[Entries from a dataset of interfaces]
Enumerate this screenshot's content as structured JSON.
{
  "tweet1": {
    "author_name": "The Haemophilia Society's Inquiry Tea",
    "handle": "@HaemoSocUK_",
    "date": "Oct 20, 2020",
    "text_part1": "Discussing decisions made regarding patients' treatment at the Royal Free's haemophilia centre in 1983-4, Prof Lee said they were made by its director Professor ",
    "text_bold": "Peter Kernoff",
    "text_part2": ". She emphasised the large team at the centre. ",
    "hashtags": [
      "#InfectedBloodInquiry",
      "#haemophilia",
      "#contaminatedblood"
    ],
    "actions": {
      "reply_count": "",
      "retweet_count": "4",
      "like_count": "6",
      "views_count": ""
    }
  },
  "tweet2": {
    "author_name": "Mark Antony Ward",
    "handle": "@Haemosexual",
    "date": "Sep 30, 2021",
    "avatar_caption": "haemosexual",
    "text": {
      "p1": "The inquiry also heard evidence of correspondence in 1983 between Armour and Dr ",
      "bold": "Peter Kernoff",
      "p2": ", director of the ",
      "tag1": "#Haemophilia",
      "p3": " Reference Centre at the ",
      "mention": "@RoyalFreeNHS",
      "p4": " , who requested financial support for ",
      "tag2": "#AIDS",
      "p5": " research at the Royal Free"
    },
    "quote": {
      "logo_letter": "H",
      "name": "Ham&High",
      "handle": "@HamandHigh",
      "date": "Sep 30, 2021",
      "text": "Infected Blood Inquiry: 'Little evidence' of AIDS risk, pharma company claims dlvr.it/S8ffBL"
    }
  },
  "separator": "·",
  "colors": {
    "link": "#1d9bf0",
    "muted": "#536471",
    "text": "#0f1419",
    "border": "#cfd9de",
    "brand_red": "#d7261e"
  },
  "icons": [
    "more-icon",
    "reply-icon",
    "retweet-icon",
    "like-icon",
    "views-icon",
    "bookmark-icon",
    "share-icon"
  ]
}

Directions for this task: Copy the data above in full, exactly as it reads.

Solution for this problem:
Enumerate this screenshot's content as structured JSON.
{
  "tweet1": {
    "author_name": "The Haemophilia Society's Inquiry Tea",
    "handle": "@HaemoSocUK_",
    "date": "Oct 20, 2020",
    "text_part1": "Discussing decisions made regarding patients' treatment at the Royal Free's haemophilia centre in 1983-4, Prof Lee said they were made by its director Professor ",
    "text_bold": "Peter Kernoff",
    "text_part2": ". She emphasised the large team at the centre. ",
    "hashtags": [
      "#InfectedBloodInquiry",
      "#haemophilia",
      "#contaminatedblood"
    ],
    "actions": {
      "reply_count": "",
      "retweet_count": "4",
      "like_count": "6",
      "views_count": ""
    }
  },
  "tweet2": {
    "author_name": "Mark Antony Ward",
    "handle": "@Haemosexual",
    "date": "Sep 30, 2021",
    "avatar_caption": "haemosexual",
    "text": {
      "p1": "The inquiry also heard evidence of correspondence in 1983 between Armour and Dr ",
      "bold": "Peter Kernoff",
      "p2": ", director of the ",
      "tag1": "#Haemophilia",
      "p3": " Reference Centre at the ",
      "mention": "@RoyalFreeNHS",
      "p4": " , who requested financial support for ",
      "tag2": "#AIDS",
      "p5": " research at the Royal Free"
    },
    "quote": {
      "logo_letter": "H",
      "name": "Ham&High",
      "handle": "@HamandHigh",
      "date": "Sep 30, 2021",
      "text": "Infected Blood Inquiry: 'Little evidence' of AIDS risk, pharma company claims dlvr.it/S8ffBL"
    }
  },
  "separator": "·",
  "colors": {
    "link": "#1d9bf0",
    "muted": "#536471",
    "text": "#0f1419",
    "border": "#cfd9de",
    "brand_red": "#d7261e"
  },
  "icons": [
    "more-icon",
    "reply-icon",
    "retweet-icon",
    "like-icon",
    "views-icon",
    "bookmark-icon",
    "share-icon"
  ]
}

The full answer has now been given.